#### [Task requirements]
Find how many lines below hold "spellcheck", and give that number as the entire answer.

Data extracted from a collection
*** Block opens ***

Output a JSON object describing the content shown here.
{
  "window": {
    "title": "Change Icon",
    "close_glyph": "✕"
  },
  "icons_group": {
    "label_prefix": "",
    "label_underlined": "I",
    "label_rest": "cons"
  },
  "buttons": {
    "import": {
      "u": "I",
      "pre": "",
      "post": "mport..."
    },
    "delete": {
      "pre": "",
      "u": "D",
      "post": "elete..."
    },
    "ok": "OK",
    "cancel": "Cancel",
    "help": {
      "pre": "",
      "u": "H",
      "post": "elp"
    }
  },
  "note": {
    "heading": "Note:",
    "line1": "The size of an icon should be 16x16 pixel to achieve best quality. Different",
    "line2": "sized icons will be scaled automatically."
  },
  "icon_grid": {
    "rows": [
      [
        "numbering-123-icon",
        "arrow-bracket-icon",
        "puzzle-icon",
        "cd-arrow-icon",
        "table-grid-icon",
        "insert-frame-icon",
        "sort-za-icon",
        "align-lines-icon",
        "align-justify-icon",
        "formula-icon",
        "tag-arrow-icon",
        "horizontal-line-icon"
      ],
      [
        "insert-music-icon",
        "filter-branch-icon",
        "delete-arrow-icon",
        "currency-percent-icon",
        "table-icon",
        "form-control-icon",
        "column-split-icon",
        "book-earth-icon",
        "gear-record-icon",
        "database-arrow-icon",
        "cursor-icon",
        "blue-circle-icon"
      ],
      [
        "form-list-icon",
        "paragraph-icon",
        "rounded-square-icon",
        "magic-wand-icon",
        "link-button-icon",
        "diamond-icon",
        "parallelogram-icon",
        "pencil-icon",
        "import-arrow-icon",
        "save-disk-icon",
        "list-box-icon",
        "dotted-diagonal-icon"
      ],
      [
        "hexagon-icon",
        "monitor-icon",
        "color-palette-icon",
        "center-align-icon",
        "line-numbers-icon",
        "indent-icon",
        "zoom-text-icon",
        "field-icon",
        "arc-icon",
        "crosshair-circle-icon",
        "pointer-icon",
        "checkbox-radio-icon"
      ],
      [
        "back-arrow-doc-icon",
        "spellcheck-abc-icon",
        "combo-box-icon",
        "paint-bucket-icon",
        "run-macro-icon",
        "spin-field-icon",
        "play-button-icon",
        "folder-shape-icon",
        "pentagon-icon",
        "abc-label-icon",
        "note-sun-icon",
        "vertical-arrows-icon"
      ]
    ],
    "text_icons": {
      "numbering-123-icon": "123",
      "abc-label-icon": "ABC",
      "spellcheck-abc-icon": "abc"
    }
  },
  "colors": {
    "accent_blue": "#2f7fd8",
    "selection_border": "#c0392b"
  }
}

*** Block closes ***

#### [Reply to the task]
2